Not at all! Computational Thinking skills are fundamental in computer science and are actually pretty common both at home and in the classroom. Here are some ways (including free lesson plans and activities) to set your learners up for success with Computational Thinking — and there’s a good chance you’ve already started.
First, a pep talk!
YOU CAN DO THIS. You do not need to know how to code or how a circuit board works to get your learners excited about Computational Thinking. It’s not just a technical skill, but a problem-solving mindset. You encourage your learners to solve problems every day. We’re going to help you recognize how you already do this and give you some simple tips to do more.
Think like a computer
Some of the best programmers in the world got their start without ever writing a line of code. They know how to break down complex problems, recognize patterns, write instructions (algorithms) and pull out what’s important to solve the problem. Your learners likely do this already, no matter the subject you teach.
Did they break down the phonics of a word or classify species? Sounds like decomposition and pattern recognition to us. Did they follow a recipe or use FOIL? Looks like they used an algorithm to work through a problem. Computational Thinking is a core problem-solving process that can be used by anyone!

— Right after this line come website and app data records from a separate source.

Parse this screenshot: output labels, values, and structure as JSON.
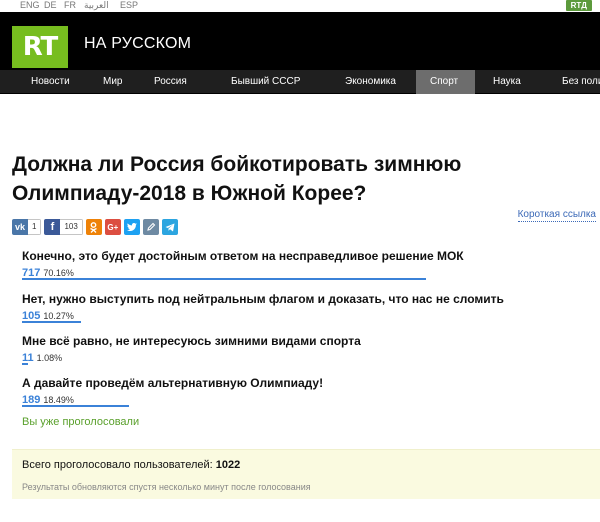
{
  "langs": [
    "ENG",
    "DE",
    "FR",
    "العربية",
    "ESP"
  ],
  "rtd_label": "RTД",
  "header": {
    "logo": "RT",
    "brand": "НА РУССКОМ"
  },
  "nav": {
    "items": [
      "Новости",
      "Мир",
      "Россия",
      "Бывший СССР",
      "Экономика",
      "Спорт",
      "Наука",
      "Без поли"
    ],
    "active": "Спорт"
  },
  "title": "Должна ли Россия бойкотировать зимнюю Олимпиаду-2018 в Южной Корее?",
  "share": {
    "vk_count": "1",
    "fb_count": "103",
    "colors": {
      "vk": "#4a76a8",
      "fb": "#3b5998",
      "ok": "#ee8208",
      "gplus": "#dc4e41",
      "twitter": "#1da1f2",
      "lj": "#6e8aa3",
      "telegram": "#2ca5e0"
    }
  },
  "short_link": "Короткая ссылка",
  "poll": {
    "options": [
      {
        "label": "Конечно, это будет достойным ответом на несправедливое решение МОК",
        "count": "717",
        "percent": "70.16%",
        "fraction": 0.7016
      },
      {
        "label": "Нет, нужно выступить под нейтральным флагом и доказать, что нас не сломить",
        "count": "105",
        "percent": "10.27%",
        "fraction": 0.1027
      },
      {
        "label": "Мне всё равно, не интересуюсь зимними видами спорта",
        "count": "11",
        "percent": "1.08%",
        "fraction": 0.0108
      },
      {
        "label": "А давайте проведём альтернативную Олимпиаду!",
        "count": "189",
        "percent": "18.49%",
        "fraction": 0.1849
      }
    ],
    "voted_text": "Вы уже проголосовали",
    "total_label": "Всего проголосовало пользователей:",
    "total_value": "1022",
    "note": "Результаты обновляются спустя несколько минут после голосования",
    "accent": "#3b82d8"
  }
}
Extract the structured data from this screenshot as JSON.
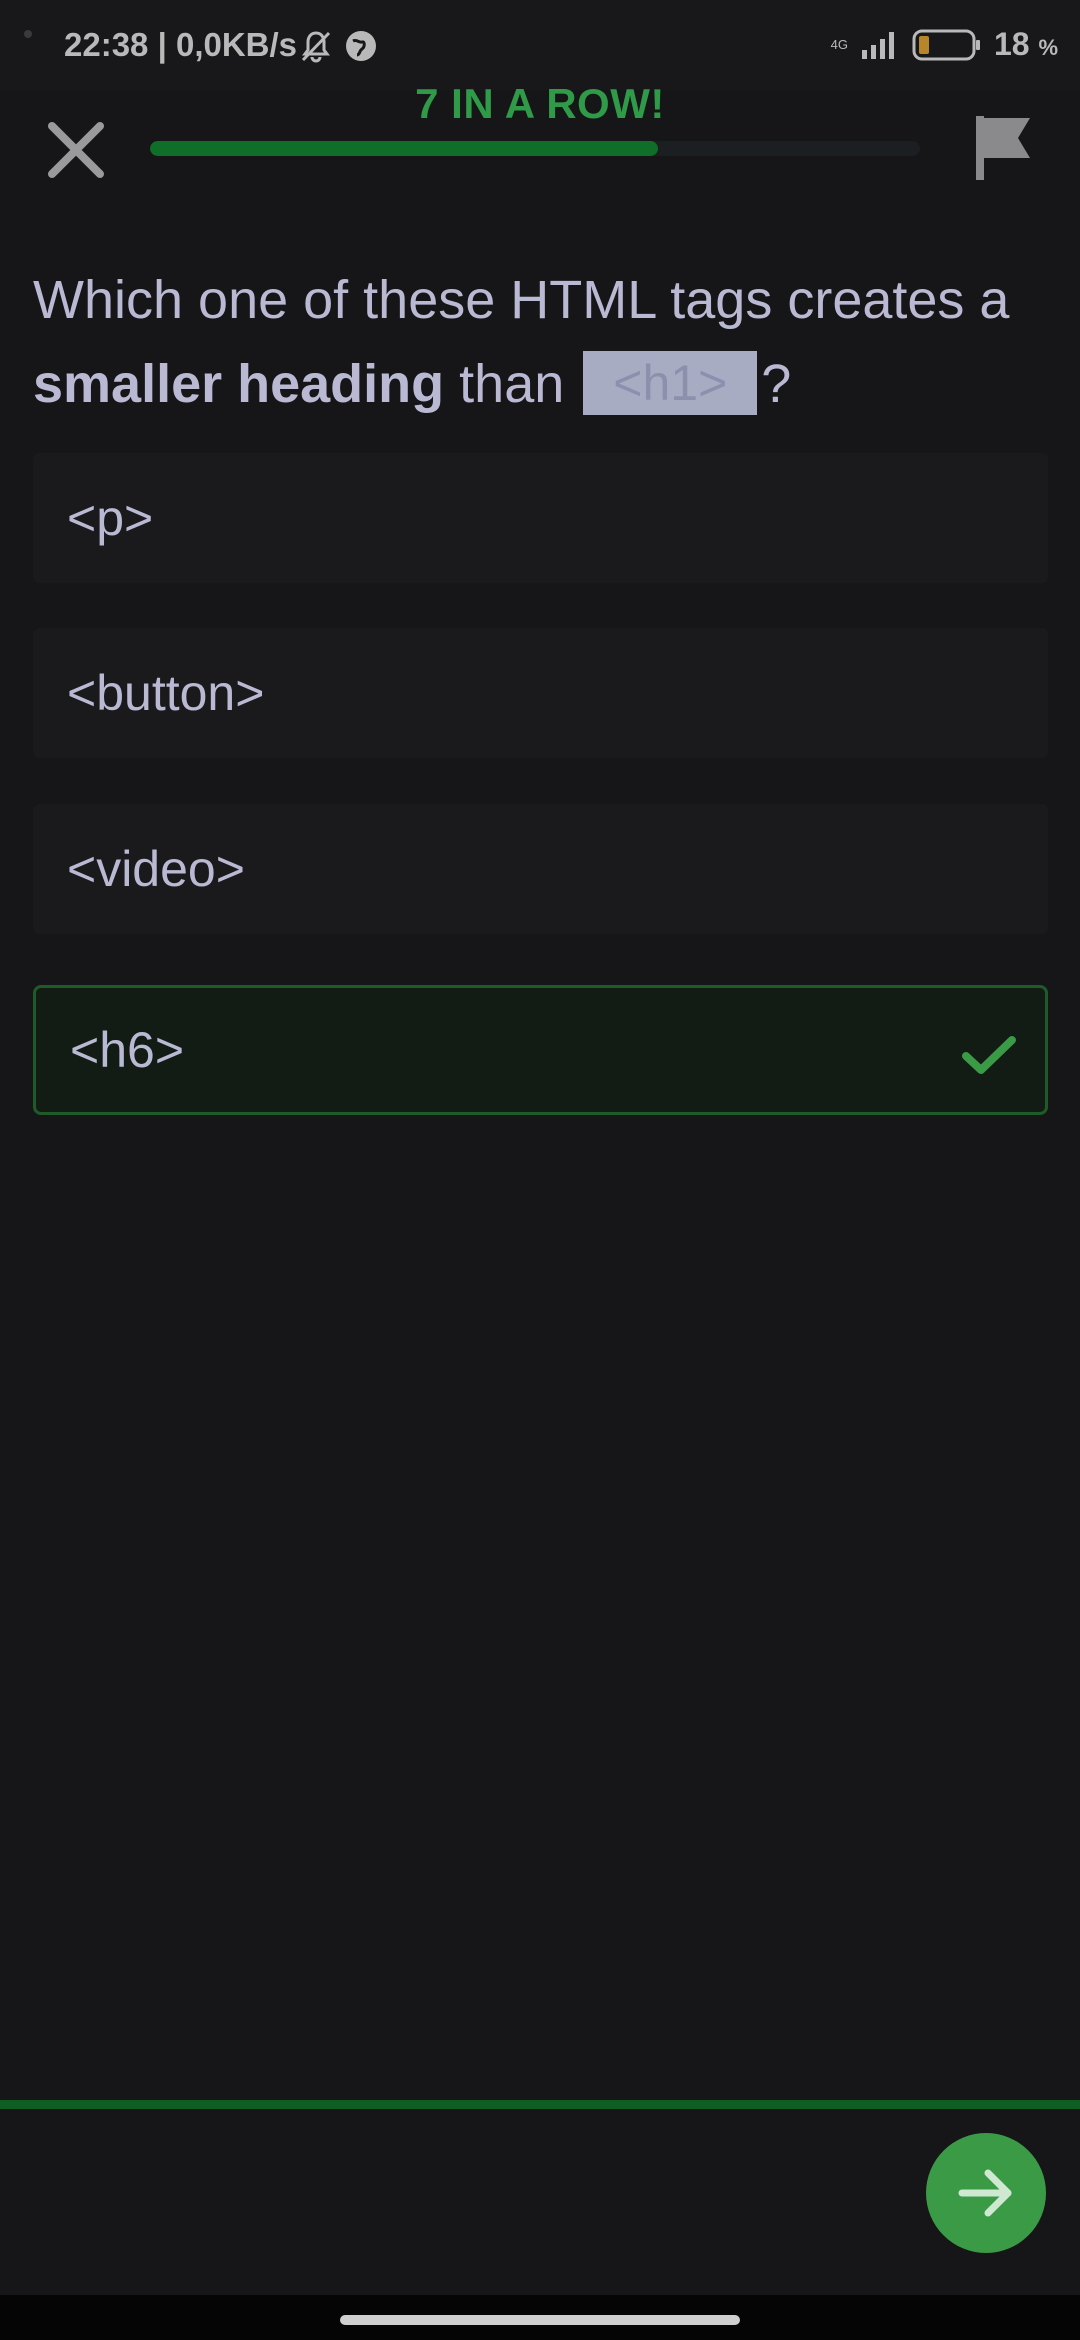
{
  "status_bar": {
    "time_speed": "22:38 | 0,0KB/s",
    "network": "4G",
    "battery": "18",
    "battery_unit": "%"
  },
  "header": {
    "streak": "7 IN A ROW!",
    "progress_fraction": 0.66
  },
  "question": {
    "part1": "Which one of these HTML tags creates a ",
    "bold": "smaller heading",
    "part2": " than ",
    "code": "<h1>",
    "part3": "?"
  },
  "options": [
    {
      "label": "<p>"
    },
    {
      "label": "<button>"
    },
    {
      "label": "<video>"
    },
    {
      "label": "<h6>",
      "state": "correct"
    }
  ],
  "colors": {
    "accent": "#2f9a47",
    "correct_border": "#1e5b28",
    "next_button": "#3a9a46",
    "background": "#161618"
  },
  "icons": {
    "close": "close-icon",
    "flag": "flag-icon",
    "check": "check-icon",
    "next": "arrow-right-icon"
  }
}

Our Tech Academies team breaks down how this works in this Tech Tip: Computational Thinking guide, created in partnership with our friends at San Jose State University, College of Science.
You don’t need technology like robotics or video games to teach computer science. Instead of getting overwhelmed planning a really technical lesson, one easy goal for #CSEdWeek is to count how many times you’ve asked your learners to solve a problem or recognize a pattern. Give yourself extra credit for drawing that career connection for students: “Great observation! Computer scientists also use patterns. Could be an interesting career for you.”
Get in the Game
Board games are a fun way of passing the time with friends and family, but did you ever wish you could create your own? In this activity, you will use computational thinking to design your own board game! Find the guide and lesson plan here.
We love this activity because it also comes with a series of videos featuring Dr. Sibohan Grady, P.h,D., an associate professor currently researching Artificial Intelligence and self-driving cars. It’s a great way to also break stereotypes and help girls and students of color see themselves in STEM.
We developed it this year with the support of the Association of Science and Technology Centers (ASTC) and the If/Then Initiative, part of whose mission is to inspire girls to pursue interests in STEM careers by better representing women in STEM through media and learning experiences.
In this game, you’re the mayor of a small town and have to make some hard decisions about the effects of a water dam on the environment and your citizens. The game teaches decomposition with environmental flair — and is a great real-world scenario. Bonus! It was developed by a cohort of teachers just like you in our Tech Academies program. Find the activity guide here.
While it can be obvious when something has visible dirt on it, it’s harder to tell when something has invisible contamination that needs to be cleaned away! Sticky handprints from a PB&J sandwich, food and pet allergens, pollen, and germs can all be hard to spot. Can you create a series of questions, or an algorithm, to help figure out what surfaces have been touched and contaminated? Find the activity guide and awesome how-to video.
Bonus Holiday twist: Ask your students to track down who ate the last holiday cookie or find where presents are hidden.
In this fun activity, you’ll think like a computer by applying computational thinking skills to jigsaw puzzles. In addition to doing a puzzle, you’ll create an algorithm or set of instructions to help someone else solve jigsaw puzzles. Find the activity guide here, educator lesson plan and digital puzzles here.